• _TASK DETAILS_: Output all records verbatim.

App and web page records
⟨
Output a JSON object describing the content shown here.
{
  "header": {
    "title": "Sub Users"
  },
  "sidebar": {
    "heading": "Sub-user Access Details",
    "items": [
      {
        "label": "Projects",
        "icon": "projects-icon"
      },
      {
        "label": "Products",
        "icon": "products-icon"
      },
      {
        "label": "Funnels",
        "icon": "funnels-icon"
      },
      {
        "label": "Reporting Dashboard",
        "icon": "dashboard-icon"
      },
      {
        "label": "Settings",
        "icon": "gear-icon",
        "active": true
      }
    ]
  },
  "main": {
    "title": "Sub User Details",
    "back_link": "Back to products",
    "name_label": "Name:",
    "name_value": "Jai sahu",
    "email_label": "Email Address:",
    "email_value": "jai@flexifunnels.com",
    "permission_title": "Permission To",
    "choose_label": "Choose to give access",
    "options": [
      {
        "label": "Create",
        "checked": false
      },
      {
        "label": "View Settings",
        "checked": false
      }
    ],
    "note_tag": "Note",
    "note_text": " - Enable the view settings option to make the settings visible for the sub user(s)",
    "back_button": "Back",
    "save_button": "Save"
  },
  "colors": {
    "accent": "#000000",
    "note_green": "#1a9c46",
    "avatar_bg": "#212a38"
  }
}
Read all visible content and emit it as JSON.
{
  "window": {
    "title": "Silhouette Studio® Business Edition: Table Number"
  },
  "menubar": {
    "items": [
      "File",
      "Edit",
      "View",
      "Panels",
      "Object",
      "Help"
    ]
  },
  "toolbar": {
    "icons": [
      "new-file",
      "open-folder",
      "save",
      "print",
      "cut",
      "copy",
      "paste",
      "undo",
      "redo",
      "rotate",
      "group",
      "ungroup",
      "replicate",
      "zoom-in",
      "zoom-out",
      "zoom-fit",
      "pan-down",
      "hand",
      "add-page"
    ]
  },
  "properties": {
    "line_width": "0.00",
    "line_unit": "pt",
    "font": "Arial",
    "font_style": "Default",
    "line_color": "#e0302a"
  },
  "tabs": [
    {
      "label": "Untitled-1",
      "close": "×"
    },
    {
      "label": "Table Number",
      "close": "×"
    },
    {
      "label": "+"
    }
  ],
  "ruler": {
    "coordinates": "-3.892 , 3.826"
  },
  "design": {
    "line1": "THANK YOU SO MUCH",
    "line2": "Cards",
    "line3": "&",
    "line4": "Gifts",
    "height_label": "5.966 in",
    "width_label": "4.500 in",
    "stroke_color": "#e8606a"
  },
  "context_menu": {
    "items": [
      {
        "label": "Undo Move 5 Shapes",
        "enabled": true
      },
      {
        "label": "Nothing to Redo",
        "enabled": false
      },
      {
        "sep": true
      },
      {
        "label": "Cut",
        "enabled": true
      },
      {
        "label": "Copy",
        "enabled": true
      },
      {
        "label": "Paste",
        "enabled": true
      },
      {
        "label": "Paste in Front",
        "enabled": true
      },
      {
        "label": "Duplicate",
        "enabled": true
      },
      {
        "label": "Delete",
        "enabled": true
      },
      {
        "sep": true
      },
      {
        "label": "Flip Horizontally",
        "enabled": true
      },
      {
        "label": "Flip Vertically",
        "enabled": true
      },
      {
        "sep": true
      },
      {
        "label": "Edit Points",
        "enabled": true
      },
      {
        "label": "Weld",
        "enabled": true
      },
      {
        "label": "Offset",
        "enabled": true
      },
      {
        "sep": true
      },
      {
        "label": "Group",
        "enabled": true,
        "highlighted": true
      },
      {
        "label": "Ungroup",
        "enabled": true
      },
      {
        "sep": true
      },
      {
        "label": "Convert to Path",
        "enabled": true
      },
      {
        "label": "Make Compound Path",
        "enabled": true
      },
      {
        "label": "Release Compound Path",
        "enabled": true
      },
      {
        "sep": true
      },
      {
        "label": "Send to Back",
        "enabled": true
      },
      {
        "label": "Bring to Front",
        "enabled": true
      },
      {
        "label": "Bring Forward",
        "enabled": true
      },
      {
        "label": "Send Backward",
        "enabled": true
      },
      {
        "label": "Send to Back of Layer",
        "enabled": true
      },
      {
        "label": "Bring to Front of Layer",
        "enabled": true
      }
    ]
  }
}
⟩
• _WRITTEN ANSWER_:
Output a JSON object describing the content shown here.
{
  "header": {
    "title": "Sub Users"
  },
  "sidebar": {
    "heading": "Sub-user Access Details",
    "items": [
      {
        "label": "Projects",
        "icon": "projects-icon"
      },
      {
        "label": "Products",
        "icon": "products-icon"
      },
      {
        "label": "Funnels",
        "icon": "funnels-icon"
      },
      {
        "label": "Reporting Dashboard",
        "icon": "dashboard-icon"
      },
      {
        "label": "Settings",
        "icon": "gear-icon",
        "active": true
      }
    ]
  },
  "main": {
    "title": "Sub User Details",
    "back_link": "Back to products",
    "name_label": "Name:",
    "name_value": "Jai sahu",
    "email_label": "Email Address:",
    "email_value": "jai@flexifunnels.com",
    "permission_title": "Permission To",
    "choose_label": "Choose to give access",
    "options": [
      {
        "label": "Create",
        "checked": false
      },
      {
        "label": "View Settings",
        "checked": false
      }
    ],
    "note_tag": "Note",
    "note_text": " - Enable the view settings option to make the settings visible for the sub user(s)",
    "back_button": "Back",
    "save_button": "Save"
  },
  "colors": {
    "accent": "#000000",
    "note_green": "#1a9c46",
    "avatar_bg": "#212a38"
  }
}
Read all visible content and emit it as JSON.
{
  "window": {
    "title": "Silhouette Studio® Business Edition: Table Number"
  },
  "menubar": {
    "items": [
      "File",
      "Edit",
      "View",
      "Panels",
      "Object",
      "Help"
    ]
  },
  "toolbar": {
    "icons": [
      "new-file",
      "open-folder",
      "save",
      "print",
      "cut",
      "copy",
      "paste",
      "undo",
      "redo",
      "rotate",
      "group",
      "ungroup",
      "replicate",
      "zoom-in",
      "zoom-out",
      "zoom-fit",
      "pan-down",
      "hand",
      "add-page"
    ]
  },
  "properties": {
    "line_width": "0.00",
    "line_unit": "pt",
    "font": "Arial",
    "font_style": "Default",
    "line_color": "#e0302a"
  },
  "tabs": [
    {
      "label": "Untitled-1",
      "close": "×"
    },
    {
      "label": "Table Number",
      "close": "×"
    },
    {
      "label": "+"
    }
  ],
  "ruler": {
    "coordinates": "-3.892 , 3.826"
  },
  "design": {
    "line1": "THANK YOU SO MUCH",
    "line2": "Cards",
    "line3": "&",
    "line4": "Gifts",
    "height_label": "5.966 in",
    "width_label": "4.500 in",
    "stroke_color": "#e8606a"
  },
  "context_menu": {
    "items": [
      {
        "label": "Undo Move 5 Shapes",
        "enabled": true
      },
      {
        "label": "Nothing to Redo",
        "enabled": false
      },
      {
        "sep": true
      },
      {
        "label": "Cut",
        "enabled": true
      },
      {
        "label": "Copy",
        "enabled": true
      },
      {
        "label": "Paste",
        "enabled": true
      },
      {
        "label": "Paste in Front",
        "enabled": true
      },
      {
        "label": "Duplicate",
        "enabled": true
      },
      {
        "label": "Delete",
        "enabled": true
      },
      {
        "sep": true
      },
      {
        "label": "Flip Horizontally",
        "enabled": true
      },
      {
        "label": "Flip Vertically",
        "enabled": true
      },
      {
        "sep": true
      },
      {
        "label": "Edit Points",
        "enabled": true
      },
      {
        "label": "Weld",
        "enabled": true
      },
      {
        "label": "Offset",
        "enabled": true
      },
      {
        "sep": true
      },
      {
        "label": "Group",
        "enabled": true,
        "highlighted": true
      },
      {
        "label": "Ungroup",
        "enabled": true
      },
      {
        "sep": true
      },
      {
        "label": "Convert to Path",
        "enabled": true
      },
      {
        "label": "Make Compound Path",
        "enabled": true
      },
      {
        "label": "Release Compound Path",
        "enabled": true
      },
      {
        "sep": true
      },
      {
        "label": "Send to Back",
        "enabled": true
      },
      {
        "label": "Bring to Front",
        "enabled": true
      },
      {
        "label": "Bring Forward",
        "enabled": true
      },
      {
        "label": "Send Backward",
        "enabled": true
      },
      {
        "label": "Send to Back of Layer",
        "enabled": true
      },
      {
        "label": "Bring to Front of Layer",
        "enabled": true
      }
    ]
  }
}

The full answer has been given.